## Record excerpts
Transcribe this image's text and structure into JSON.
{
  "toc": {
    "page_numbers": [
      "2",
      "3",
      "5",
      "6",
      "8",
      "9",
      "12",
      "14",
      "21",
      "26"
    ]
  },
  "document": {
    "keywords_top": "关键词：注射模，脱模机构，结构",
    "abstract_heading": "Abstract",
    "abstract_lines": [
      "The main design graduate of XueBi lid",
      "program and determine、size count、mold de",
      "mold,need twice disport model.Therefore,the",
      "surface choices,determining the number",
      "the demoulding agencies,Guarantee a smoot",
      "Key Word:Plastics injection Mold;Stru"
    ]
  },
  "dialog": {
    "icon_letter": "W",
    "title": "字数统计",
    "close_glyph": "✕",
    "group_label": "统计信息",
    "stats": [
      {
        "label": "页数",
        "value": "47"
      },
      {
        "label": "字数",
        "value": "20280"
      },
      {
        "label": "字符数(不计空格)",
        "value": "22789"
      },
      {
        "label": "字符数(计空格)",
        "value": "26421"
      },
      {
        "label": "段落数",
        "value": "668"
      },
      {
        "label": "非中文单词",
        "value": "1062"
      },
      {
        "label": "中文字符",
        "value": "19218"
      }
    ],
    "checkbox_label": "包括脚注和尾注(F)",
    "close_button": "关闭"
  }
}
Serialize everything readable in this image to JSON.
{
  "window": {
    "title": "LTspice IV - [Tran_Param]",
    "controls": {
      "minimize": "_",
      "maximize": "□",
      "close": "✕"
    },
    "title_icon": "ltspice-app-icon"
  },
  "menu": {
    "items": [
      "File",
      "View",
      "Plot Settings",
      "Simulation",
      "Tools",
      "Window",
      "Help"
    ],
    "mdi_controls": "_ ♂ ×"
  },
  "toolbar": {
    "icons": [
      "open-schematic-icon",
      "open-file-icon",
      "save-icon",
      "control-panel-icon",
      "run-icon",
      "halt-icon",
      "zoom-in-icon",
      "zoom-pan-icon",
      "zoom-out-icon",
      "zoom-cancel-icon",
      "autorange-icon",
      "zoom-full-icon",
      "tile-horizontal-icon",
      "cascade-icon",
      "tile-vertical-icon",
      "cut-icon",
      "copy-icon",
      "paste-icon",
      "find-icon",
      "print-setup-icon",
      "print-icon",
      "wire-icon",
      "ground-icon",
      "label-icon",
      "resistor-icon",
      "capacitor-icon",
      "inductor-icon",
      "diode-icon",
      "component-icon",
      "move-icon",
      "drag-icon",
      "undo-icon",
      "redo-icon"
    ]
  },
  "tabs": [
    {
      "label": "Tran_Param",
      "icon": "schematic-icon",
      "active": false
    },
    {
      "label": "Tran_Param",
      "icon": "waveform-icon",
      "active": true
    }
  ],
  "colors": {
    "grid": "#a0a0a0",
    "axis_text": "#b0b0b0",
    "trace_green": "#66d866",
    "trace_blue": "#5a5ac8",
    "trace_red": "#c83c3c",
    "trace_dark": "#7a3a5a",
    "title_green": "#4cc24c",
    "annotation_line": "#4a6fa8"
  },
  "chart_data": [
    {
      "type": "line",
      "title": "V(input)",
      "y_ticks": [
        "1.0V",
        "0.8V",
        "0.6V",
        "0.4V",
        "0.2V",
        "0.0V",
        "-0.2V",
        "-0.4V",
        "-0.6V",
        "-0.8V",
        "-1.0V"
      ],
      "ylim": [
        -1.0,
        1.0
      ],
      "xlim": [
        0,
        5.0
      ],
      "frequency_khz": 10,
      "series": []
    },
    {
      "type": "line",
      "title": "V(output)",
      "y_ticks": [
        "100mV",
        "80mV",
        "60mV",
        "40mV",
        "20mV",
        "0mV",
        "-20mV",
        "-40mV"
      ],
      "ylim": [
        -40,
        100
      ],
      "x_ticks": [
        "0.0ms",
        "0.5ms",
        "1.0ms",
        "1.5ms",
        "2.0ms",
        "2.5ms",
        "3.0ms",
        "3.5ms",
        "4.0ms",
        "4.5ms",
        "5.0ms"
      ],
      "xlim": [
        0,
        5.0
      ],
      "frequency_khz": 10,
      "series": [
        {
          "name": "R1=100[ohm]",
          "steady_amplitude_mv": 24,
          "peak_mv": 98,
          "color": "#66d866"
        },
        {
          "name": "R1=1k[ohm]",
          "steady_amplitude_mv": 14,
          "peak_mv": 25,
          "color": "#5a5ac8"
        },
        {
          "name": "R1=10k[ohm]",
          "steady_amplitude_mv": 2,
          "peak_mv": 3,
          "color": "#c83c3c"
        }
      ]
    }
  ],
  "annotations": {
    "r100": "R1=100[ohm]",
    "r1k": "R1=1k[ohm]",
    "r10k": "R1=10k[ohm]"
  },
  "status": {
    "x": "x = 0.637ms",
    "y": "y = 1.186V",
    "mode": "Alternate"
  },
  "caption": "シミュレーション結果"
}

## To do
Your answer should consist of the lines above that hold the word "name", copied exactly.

## Your solution
          "name": "R1=100[ohm]",
          "name": "R1=1k[ohm]",
          "name": "R1=10k[ohm]",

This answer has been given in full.